Stange used Risperdal from 2006 to 2009 to control the symptoms of Tourette syndrome. In 2006, he was 11 years old. In about one year of taking the drug as prescribed, Stange developed enlarged breasts. He claims he suffered severe emotional trauma as a teenager because of this condition; specifically, he endured bullying from his peers because of his appearance. Initially, Risperdal allegedly caused Stange to gain 60 pounds. This temporarily camouflaged the enlarged breast tissue. However, after the young man had lost the excess weight, the enlarged breast tissue was quite noticeable. Additionally, the plaintiff experienced stabbing pains of the left nipple, another alleged result of Risperdal.
Stange underwent breast reduction surgery when he was 18 years old. However, the counsel for the plaintiff noted that the emotional trauma is not as easily resolved. In his lawsuit, Stange argued for the defendants to be held liable for allegedly concealing information pertaining to the risk of elevated prolactin levels among Risperdal patients. His counsel also pointed out that the labeling information for the drug claimed that gynecomastia only occurred rarely – one case in every 1,000. This incidence rate, counsel argued, was actually closer to five in 1,000.
1,600 Risperdal lawsuits still pending
This particular Risperdal lawsuit was only the fourth to go to trial in the Philadelphia Court of Common Pleas. In that court, there are still more than 1,600 cases pending against Janssen Pharmaceuticals. Including the Stange lawsuit, three out of the four cases resulted in favorable jury verdicts for the plaintiffs. The first Risperdal lawsuit to go to trial in this court involved plaintiff Austin Pledger, who claimed that his use of Risperdal in 2002 to manage mood swings led to severe gynecomastia. This past February, a Philadelphia jury awarded Pledger $2.5 million. Post-trial motions are currently pending.

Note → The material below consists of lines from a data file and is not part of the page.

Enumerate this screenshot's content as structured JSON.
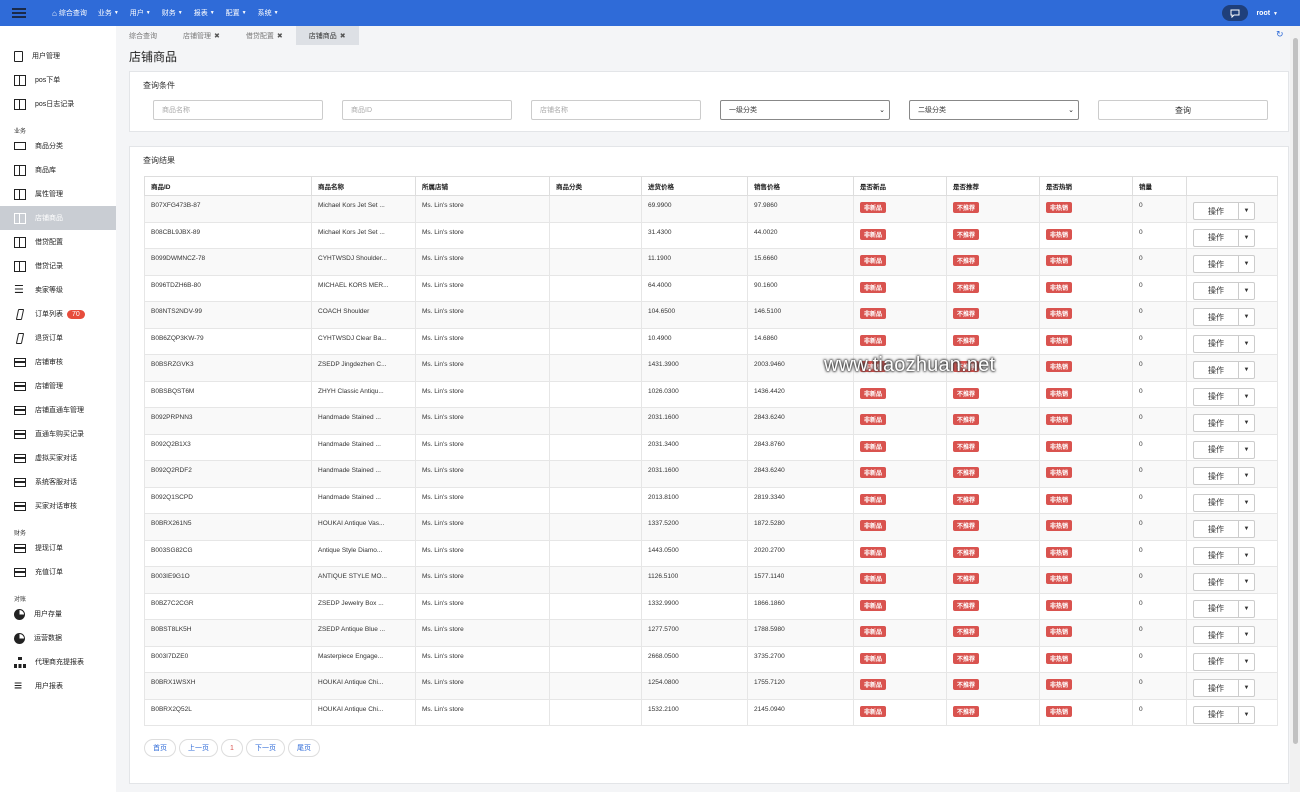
{
  "topbar": {
    "menu": [
      {
        "label": "综合查询",
        "home": true
      },
      {
        "label": "业务",
        "caret": true
      },
      {
        "label": "用户",
        "caret": true
      },
      {
        "label": "财务",
        "caret": true
      },
      {
        "label": "报表",
        "caret": true
      },
      {
        "label": "配置",
        "caret": true
      },
      {
        "label": "系统",
        "caret": true
      }
    ],
    "user": "root"
  },
  "sidebar": {
    "items": [
      {
        "type": "section",
        "label": ""
      },
      {
        "label": "用户管理",
        "icon": "document-icon"
      },
      {
        "label": "pos下单",
        "icon": "book-icon"
      },
      {
        "label": "pos日志记录",
        "icon": "book-icon"
      },
      {
        "type": "section",
        "label": "业务"
      },
      {
        "label": "商品分类",
        "icon": "laptop-icon"
      },
      {
        "label": "商品库",
        "icon": "book-icon"
      },
      {
        "label": "属性管理",
        "icon": "book-icon"
      },
      {
        "label": "店铺商品",
        "icon": "book-icon",
        "active": true
      },
      {
        "label": "借贷配置",
        "icon": "book-icon"
      },
      {
        "label": "借贷记录",
        "icon": "book-icon"
      },
      {
        "label": "卖家等级",
        "icon": "list-icon"
      },
      {
        "label": "订单列表",
        "icon": "mobile-icon",
        "badge": "70"
      },
      {
        "label": "退货订单",
        "icon": "mobile-icon"
      },
      {
        "label": "店铺审核",
        "icon": "card-icon"
      },
      {
        "label": "店铺管理",
        "icon": "card-icon"
      },
      {
        "label": "店铺直通车管理",
        "icon": "card-icon"
      },
      {
        "label": "直通车购买记录",
        "icon": "card-icon"
      },
      {
        "label": "虚拟买家对话",
        "icon": "card-icon"
      },
      {
        "label": "系统客服对话",
        "icon": "card-icon"
      },
      {
        "label": "买家对话审核",
        "icon": "card-icon"
      },
      {
        "type": "section",
        "label": "财务"
      },
      {
        "label": "提现订单",
        "icon": "card-icon"
      },
      {
        "label": "充值订单",
        "icon": "card-icon"
      },
      {
        "type": "section",
        "label": "对账"
      },
      {
        "label": "用户存量",
        "icon": "pie-chart-icon"
      },
      {
        "label": "运营数据",
        "icon": "pie-chart-icon"
      },
      {
        "label": "代理商充提报表",
        "icon": "sitemap-icon"
      },
      {
        "label": "用户报表",
        "icon": "align-left-icon"
      }
    ]
  },
  "tabs": [
    {
      "label": "综合查询",
      "closable": false
    },
    {
      "label": "店铺管理",
      "closable": true
    },
    {
      "label": "借贷配置",
      "closable": true
    },
    {
      "label": "店铺商品",
      "closable": true,
      "active": true
    }
  ],
  "page_title": "店铺商品",
  "query": {
    "title": "查询条件",
    "product_name_placeholder": "商品名称",
    "product_id_placeholder": "商品ID",
    "store_name_placeholder": "店铺名称",
    "category1": "一级分类",
    "category2": "二级分类",
    "search_label": "查询"
  },
  "results": {
    "title": "查询结果",
    "columns": [
      "商品ID",
      "商品名称",
      "所属店铺",
      "商品分类",
      "进货价格",
      "销售价格",
      "是否新品",
      "是否推荐",
      "是否热销",
      "销量",
      ""
    ],
    "badges": {
      "new": "非新品",
      "recommend": "不推荐",
      "hot": "非热销"
    },
    "op_label": "操作",
    "rows": [
      {
        "id": "B07XFG473B-87",
        "name": "Michael Kors Jet Set ...",
        "store": "Ms. Lin's store",
        "category": "",
        "cost": "69.9900",
        "price": "97.9860",
        "sales": "0"
      },
      {
        "id": "B08CBL9JBX-89",
        "name": "Michael Kors Jet Set ...",
        "store": "Ms. Lin's store",
        "category": "",
        "cost": "31.4300",
        "price": "44.0020",
        "sales": "0"
      },
      {
        "id": "B099DWMNCZ-78",
        "name": "CYHTWSDJ Shoulder...",
        "store": "Ms. Lin's store",
        "category": "",
        "cost": "11.1900",
        "price": "15.6660",
        "sales": "0"
      },
      {
        "id": "B096TDZH6B-80",
        "name": "MICHAEL KORS MER...",
        "store": "Ms. Lin's store",
        "category": "",
        "cost": "64.4000",
        "price": "90.1600",
        "sales": "0"
      },
      {
        "id": "B08NTS2NDV-99",
        "name": "COACH Shoulder",
        "store": "Ms. Lin's store",
        "category": "",
        "cost": "104.6500",
        "price": "146.5100",
        "sales": "0"
      },
      {
        "id": "B0B6ZQP3KW-79",
        "name": "CYHTWSDJ Clear Ba...",
        "store": "Ms. Lin's store",
        "category": "",
        "cost": "10.4900",
        "price": "14.6860",
        "sales": "0"
      },
      {
        "id": "B0BSRZGVK3",
        "name": "ZSEDP Jingdezhen C...",
        "store": "Ms. Lin's store",
        "category": "",
        "cost": "1431.3900",
        "price": "2003.9460",
        "sales": "0"
      },
      {
        "id": "B0BSBQST6M",
        "name": "ZHYH Classic Antiqu...",
        "store": "Ms. Lin's store",
        "category": "",
        "cost": "1026.0300",
        "price": "1436.4420",
        "sales": "0"
      },
      {
        "id": "B092PRPNN3",
        "name": "Handmade Stained ...",
        "store": "Ms. Lin's store",
        "category": "",
        "cost": "2031.1600",
        "price": "2843.6240",
        "sales": "0"
      },
      {
        "id": "B092Q2B1X3",
        "name": "Handmade Stained ...",
        "store": "Ms. Lin's store",
        "category": "",
        "cost": "2031.3400",
        "price": "2843.8760",
        "sales": "0"
      },
      {
        "id": "B092Q2RDF2",
        "name": "Handmade Stained ...",
        "store": "Ms. Lin's store",
        "category": "",
        "cost": "2031.1600",
        "price": "2843.6240",
        "sales": "0"
      },
      {
        "id": "B092Q1SCPD",
        "name": "Handmade Stained ...",
        "store": "Ms. Lin's store",
        "category": "",
        "cost": "2013.8100",
        "price": "2819.3340",
        "sales": "0"
      },
      {
        "id": "B0BRX261N5",
        "name": "HOUKAI Antique Vas...",
        "store": "Ms. Lin's store",
        "category": "",
        "cost": "1337.5200",
        "price": "1872.5280",
        "sales": "0"
      },
      {
        "id": "B003SG82CG",
        "name": "Antique Style Diamo...",
        "store": "Ms. Lin's store",
        "category": "",
        "cost": "1443.0500",
        "price": "2020.2700",
        "sales": "0"
      },
      {
        "id": "B003IE9G1O",
        "name": "ANTIQUE STYLE MO...",
        "store": "Ms. Lin's store",
        "category": "",
        "cost": "1126.5100",
        "price": "1577.1140",
        "sales": "0"
      },
      {
        "id": "B0BZ7C2CGR",
        "name": "ZSEDP Jewelry Box ...",
        "store": "Ms. Lin's store",
        "category": "",
        "cost": "1332.9900",
        "price": "1866.1860",
        "sales": "0"
      },
      {
        "id": "B0BST8LK5H",
        "name": "ZSEDP Antique Blue ...",
        "store": "Ms. Lin's store",
        "category": "",
        "cost": "1277.5700",
        "price": "1788.5980",
        "sales": "0"
      },
      {
        "id": "B003I7DZE0",
        "name": "Masterpiece Engage...",
        "store": "Ms. Lin's store",
        "category": "",
        "cost": "2668.0500",
        "price": "3735.2700",
        "sales": "0"
      },
      {
        "id": "B0BRX1WSXH",
        "name": "HOUKAI Antique Chi...",
        "store": "Ms. Lin's store",
        "category": "",
        "cost": "1254.0800",
        "price": "1755.7120",
        "sales": "0"
      },
      {
        "id": "B0BRX2Q52L",
        "name": "HOUKAI Antique Chi...",
        "store": "Ms. Lin's store",
        "category": "",
        "cost": "1532.2100",
        "price": "2145.0940",
        "sales": "0"
      }
    ]
  },
  "pager": {
    "first": "首页",
    "prev": "上一页",
    "current": "1",
    "next": "下一页",
    "last": "尾页"
  },
  "watermark": "www.tiaozhuan.net"
}
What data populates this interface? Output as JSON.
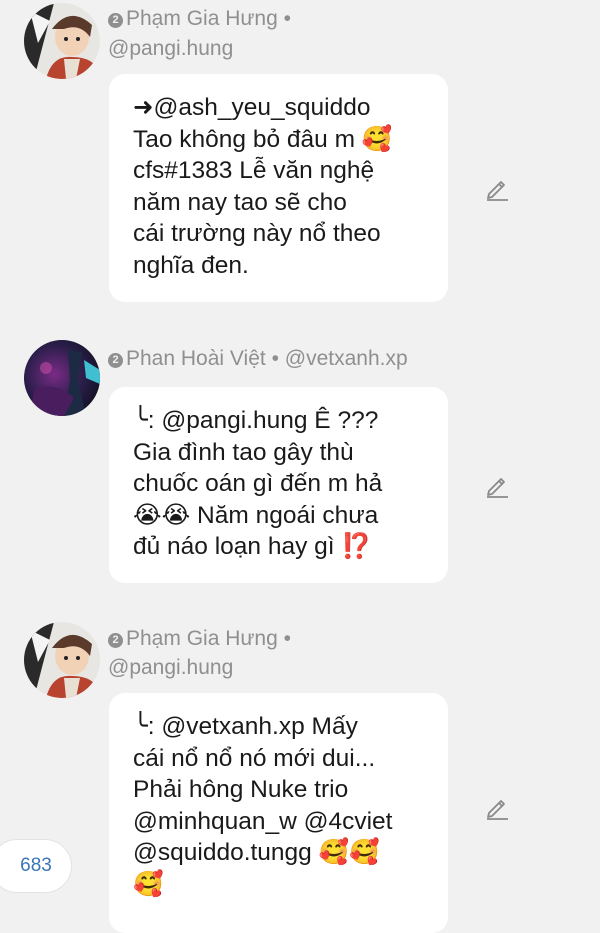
{
  "comments": [
    {
      "rank_badge": "2",
      "author_name": "Phạm Gia Hưng",
      "separator": "•",
      "handle": "@pangi.hung",
      "avatar": "avatar-illustrated-boy-icon",
      "lines": [
        "➜@ash_yeu_squiddo",
        "Tao không bỏ đâu m 🥰",
        "cfs#1383 Lễ văn nghệ",
        "năm nay tao sẽ cho",
        "cái trường này nổ theo",
        "nghĩa đen."
      ]
    },
    {
      "rank_badge": "2",
      "author_name": "Phan Hoài Việt",
      "separator": "•",
      "handle": "@vetxanh.xp",
      "avatar": "avatar-dark-figure-icon",
      "lines": [
        "╰: @pangi.hung Ê ???",
        "Gia đình tao gây thù",
        "chuốc oán gì đến m hả",
        "😭😭 Năm ngoái chưa",
        "đủ náo loạn hay gì ⁉️"
      ]
    },
    {
      "rank_badge": "2",
      "author_name": "Phạm Gia Hưng",
      "separator": "•",
      "handle": "@pangi.hung",
      "avatar": "avatar-illustrated-boy-icon",
      "lines": [
        "╰: @vetxanh.xp Mấy",
        "cái nổ nổ nó mới dui...",
        "Phải hông Nuke trio",
        "@minhquan_w @4cviet",
        "@squiddo.tungg 🥰🥰",
        "🥰"
      ]
    }
  ],
  "counter": {
    "value": "683"
  },
  "colors": {
    "background": "#f1f1f1",
    "bubble": "#ffffff",
    "meta_text": "#8f8f8f",
    "body_text": "#1a1a1a",
    "counter_text": "#3a76b6"
  }
}
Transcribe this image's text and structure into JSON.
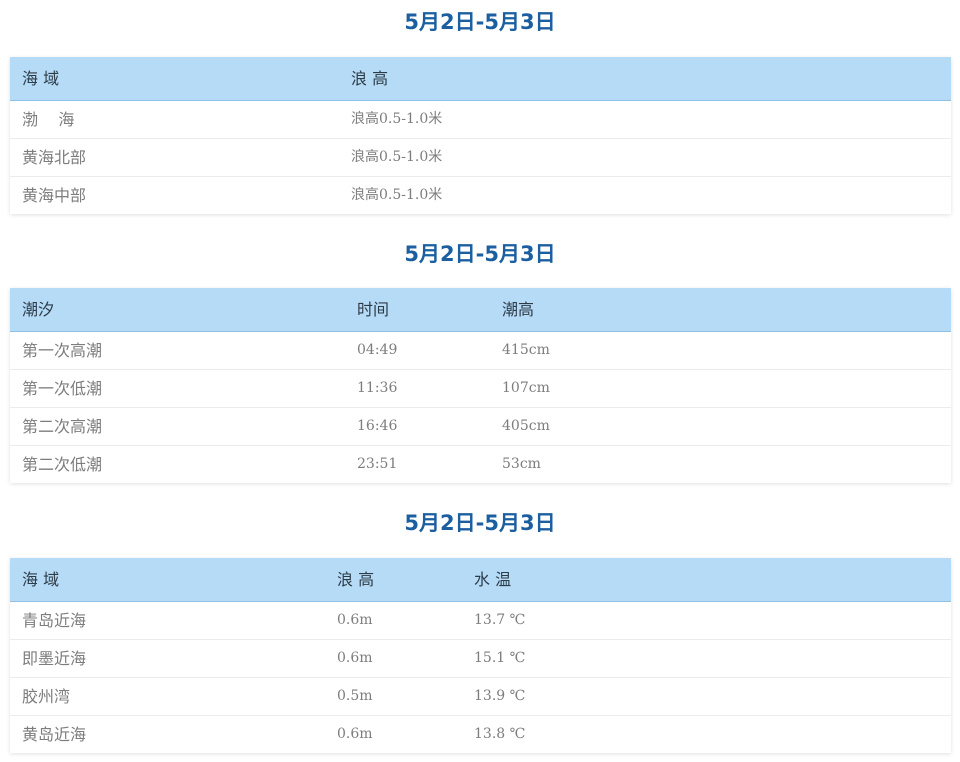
{
  "sections": [
    {
      "title": "5月2日-5月3日",
      "headers": [
        "海 域",
        "浪 高"
      ],
      "rows": [
        [
          "渤    海",
          "浪高0.5-1.0米"
        ],
        [
          "黄海北部",
          "浪高0.5-1.0米"
        ],
        [
          "黄海中部",
          "浪高0.5-1.0米"
        ]
      ]
    },
    {
      "title": "5月2日-5月3日",
      "headers": [
        "潮汐",
        "时间",
        "潮高"
      ],
      "rows": [
        [
          "第一次高潮",
          "04:49",
          "415cm"
        ],
        [
          "第一次低潮",
          "11:36",
          "107cm"
        ],
        [
          "第二次高潮",
          "16:46",
          "405cm"
        ],
        [
          "第二次低潮",
          "23:51",
          "53cm"
        ]
      ]
    },
    {
      "title": "5月2日-5月3日",
      "headers": [
        "海 域",
        "浪 高",
        "水 温"
      ],
      "rows": [
        [
          "青岛近海",
          "0.6m",
          "13.7 ℃"
        ],
        [
          "即墨近海",
          "0.6m",
          "15.1 ℃"
        ],
        [
          "胶州湾",
          "0.5m",
          "13.9 ℃"
        ],
        [
          "黄岛近海",
          "0.6m",
          "13.8 ℃"
        ]
      ]
    }
  ]
}
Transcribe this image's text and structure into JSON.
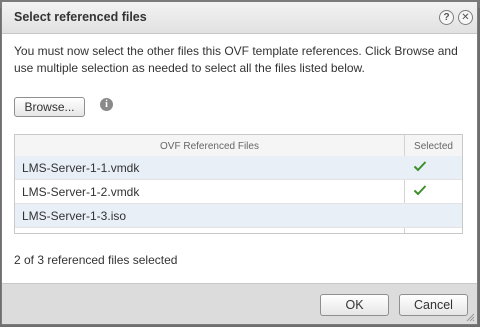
{
  "dialog": {
    "title": "Select referenced files",
    "instructions": "You must now select the other files this OVF template references. Click Browse and use multiple selection as needed to select all the files listed below.",
    "browse_label": "Browse...",
    "status": "2 of 3 referenced files selected",
    "ok_label": "OK",
    "cancel_label": "Cancel"
  },
  "grid": {
    "columns": [
      "OVF Referenced Files",
      "Selected"
    ],
    "rows": [
      {
        "file": "LMS-Server-1-1.vmdk",
        "selected": true
      },
      {
        "file": "LMS-Server-1-2.vmdk",
        "selected": true
      },
      {
        "file": "LMS-Server-1-3.iso",
        "selected": false
      }
    ]
  },
  "icons": {
    "help": "help-icon",
    "close": "close-icon",
    "info": "info-icon",
    "check": "checkmark-icon"
  },
  "colors": {
    "check": "#3a8f2a",
    "row_alt": "#e8eff6"
  }
}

The second case was that of William Cirba, who first began using Risperdal at the tender age of six. This case resulted in a favorable verdict for the defendants. The jury concluded that although it found the defendants had been negligent in its inadequate labeling information, there was insufficient evidence to link the drug to the plaintiff’s complications. The third lawsuit to be resolved involved a Maryland plaintiff, Nicholas Murray. A jury awarded him $1.75 million for mental anguish and disfigurement.
- The Legal Intelligencer, Jury Awards $500K in Risperdal Case, http://www.thelegalintelligencer.com/id=1202744711577/Jury-Awards-500K-in-Risperdal-Case?mcode=1395262324557&curindex=76&curpage=ALL
- PennRecord.com, Plaintiffs 3-for-4 in Philadelphia Risperdal trials, confident punitive damages will be reintroduced, http://pennrecord.com/stories/510653060-plaintiffs-3-for-4-in-philadelphia-risperdal-trials-confident-punitive-damages-will-be-reintroduced